What is needed: Report each line of the data below in which "Claude" appears.

Extracted entries:
※

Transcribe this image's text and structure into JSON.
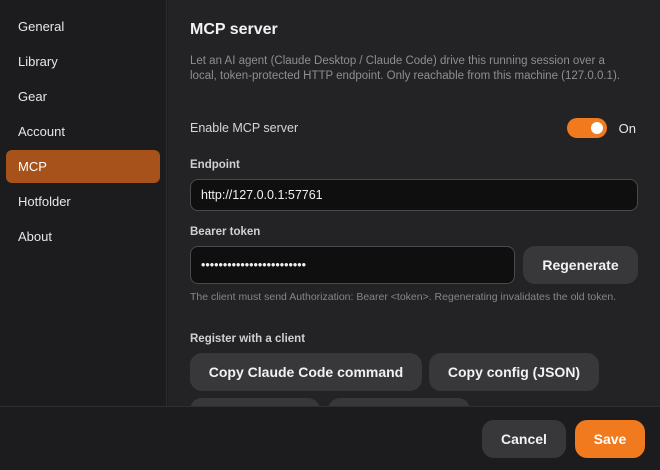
{
  "sidebar": {
    "items": [
      {
        "label": "General"
      },
      {
        "label": "Library"
      },
      {
        "label": "Gear"
      },
      {
        "label": "Account"
      },
      {
        "label": "MCP"
      },
      {
        "label": "Hotfolder"
      },
      {
        "label": "About"
      }
    ],
    "active": "MCP"
  },
  "main": {
    "title": "MCP server",
    "description": "Let an AI agent (Claude Desktop / Claude Code) drive this running session over a local, token-protected HTTP endpoint. Only reachable from this machine (127.0.0.1).",
    "enable": {
      "label": "Enable MCP server",
      "state_label": "On",
      "enabled": true
    },
    "endpoint": {
      "label": "Endpoint",
      "value": "http://127.0.0.1:57761"
    },
    "token": {
      "label": "Bearer token",
      "value": "••••••••••••••••••••••••",
      "regenerate_label": "Regenerate",
      "hint": "The client must send Authorization: Bearer <token>. Regenerating invalidates the old token."
    },
    "register": {
      "label": "Register with a client",
      "buttons": [
        {
          "label": "Copy Claude Code command"
        },
        {
          "label": "Copy config (JSON)"
        }
      ]
    }
  },
  "footer": {
    "cancel_label": "Cancel",
    "save_label": "Save"
  },
  "colors": {
    "accent": "#f07a1d",
    "active_nav": "#a6521a",
    "background": "#1c1c1e",
    "panel": "#232326"
  }
}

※

Your response:
    "description": "Let an AI agent (Claude Desktop / Claude Code) drive this running session over a local, token-protected HTTP endpoint. Only reachable from this machine (127.0.0.1).",
          "label": "Copy Claude Code command"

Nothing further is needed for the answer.